[App and web page records]
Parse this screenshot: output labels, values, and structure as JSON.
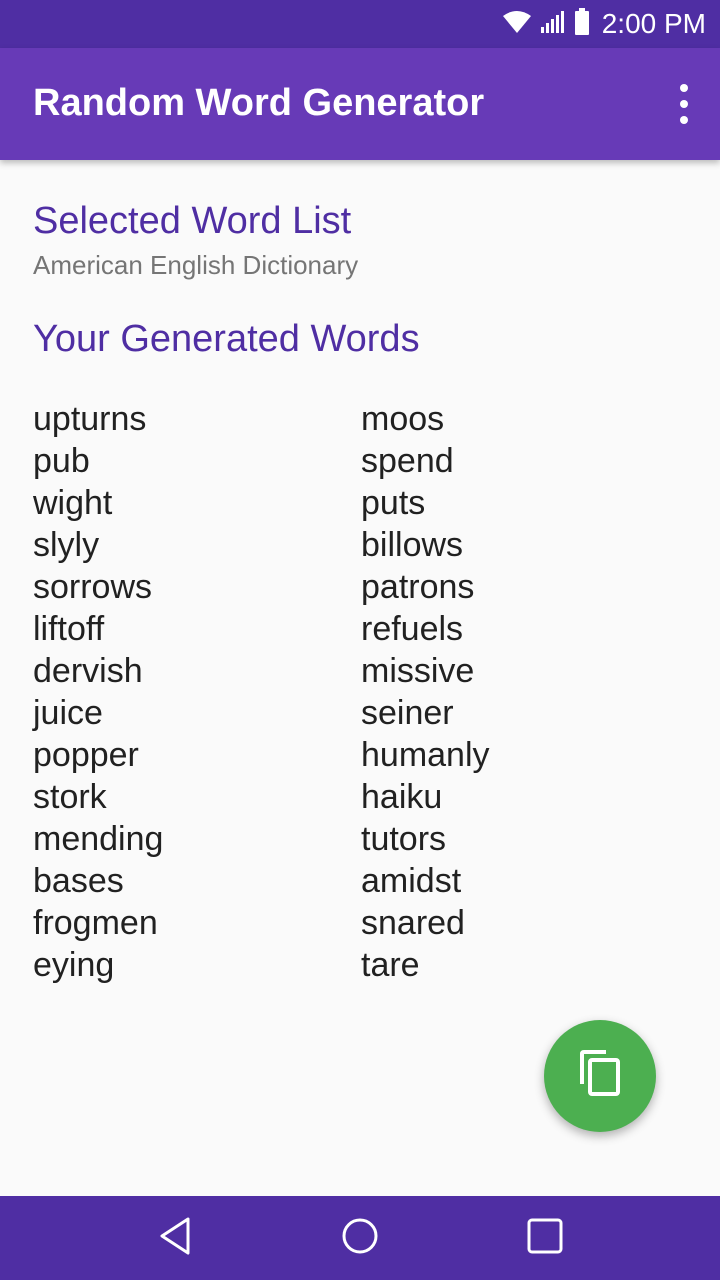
{
  "status_bar": {
    "time": "2:00 PM",
    "icons": [
      "wifi-icon",
      "signal-icon",
      "battery-icon"
    ]
  },
  "app_bar": {
    "title": "Random Word Generator",
    "overflow_icon": "more-vert-icon"
  },
  "selected_list": {
    "heading": "Selected Word List",
    "value": "American English Dictionary"
  },
  "generated": {
    "heading": "Your Generated Words",
    "column_1": [
      "upturns",
      "pub",
      "wight",
      "slyly",
      "sorrows",
      "liftoff",
      "dervish",
      "juice",
      "popper",
      "stork",
      "mending",
      "bases",
      "frogmen",
      "eying"
    ],
    "column_2": [
      "moos",
      "spend",
      "puts",
      "billows",
      "patrons",
      "refuels",
      "missive",
      "seiner",
      "humanly",
      "haiku",
      "tutors",
      "amidst",
      "snared",
      "tare"
    ]
  },
  "fab": {
    "icon": "copy-icon"
  },
  "nav_bar": {
    "icons": [
      "back-icon",
      "home-icon",
      "recents-icon"
    ]
  },
  "colors": {
    "status_bar": "#4f2ea3",
    "app_bar": "#673ab7",
    "accent_text": "#4f2ea3",
    "fab": "#4caf50",
    "nav_bar": "#4f2ea3"
  }
}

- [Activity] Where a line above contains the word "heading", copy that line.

- [Completed exercise]
    "heading": "Selected Word List",
    "heading": "Your Generated Words",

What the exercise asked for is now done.